### LISTED RECORDS
=== Section Start ===

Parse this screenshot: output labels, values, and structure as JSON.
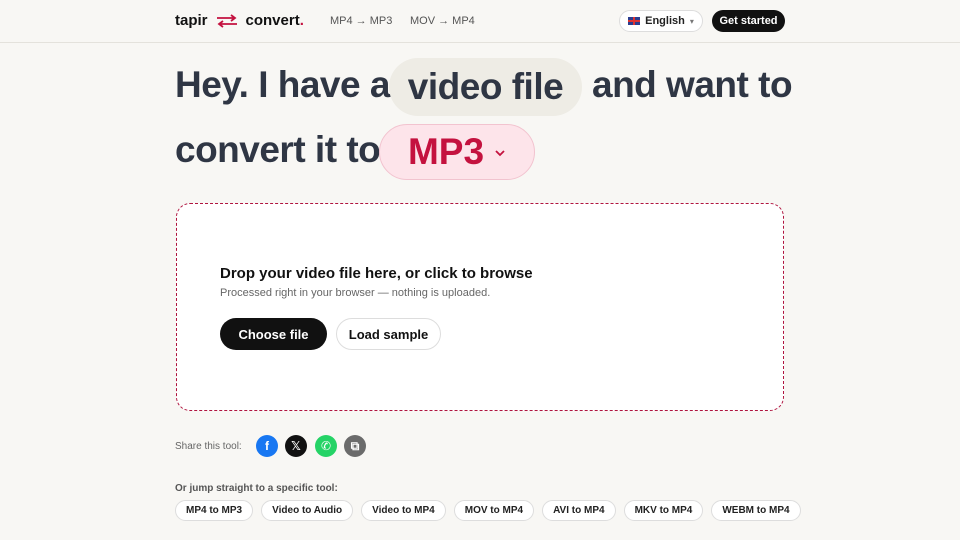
{
  "header": {
    "logo": {
      "left": "tapir",
      "right": "convert",
      "dot": "."
    },
    "nav": [
      "MP4 → MP3",
      "MOV → MP4"
    ],
    "language": "English",
    "cta": "Get started"
  },
  "hero": {
    "line1_prefix": "Hey. I have a",
    "source_type": "video file",
    "line1_suffix": "and want to",
    "line2_prefix": "convert it to",
    "target_format": "MP3"
  },
  "dropzone": {
    "title": "Drop your video file here, or click to browse",
    "subtitle": "Processed right in your browser — nothing is uploaded.",
    "choose_label": "Choose file",
    "sample_label": "Load sample"
  },
  "share": {
    "label": "Share this tool:",
    "buttons": [
      {
        "icon": "facebook-icon",
        "glyph": "f",
        "color": "#1877f2"
      },
      {
        "icon": "x-icon",
        "glyph": "𝕏",
        "color": "#111111"
      },
      {
        "icon": "whatsapp-icon",
        "glyph": "✆",
        "color": "#25d366"
      },
      {
        "icon": "copy-icon",
        "glyph": "⧉",
        "color": "#6b6b6b"
      }
    ]
  },
  "jump": {
    "label": "Or jump straight to a specific tool:",
    "tools": [
      "MP4 to MP3",
      "Video to Audio",
      "Video to MP4",
      "MOV to MP4",
      "AVI to MP4",
      "MKV to MP4",
      "WEBM to MP4"
    ]
  },
  "colors": {
    "accent": "#c4123f",
    "dark": "#111111",
    "background": "#f8f7f4"
  }
}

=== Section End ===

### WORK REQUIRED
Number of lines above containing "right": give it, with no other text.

### TASK RESPONSE
2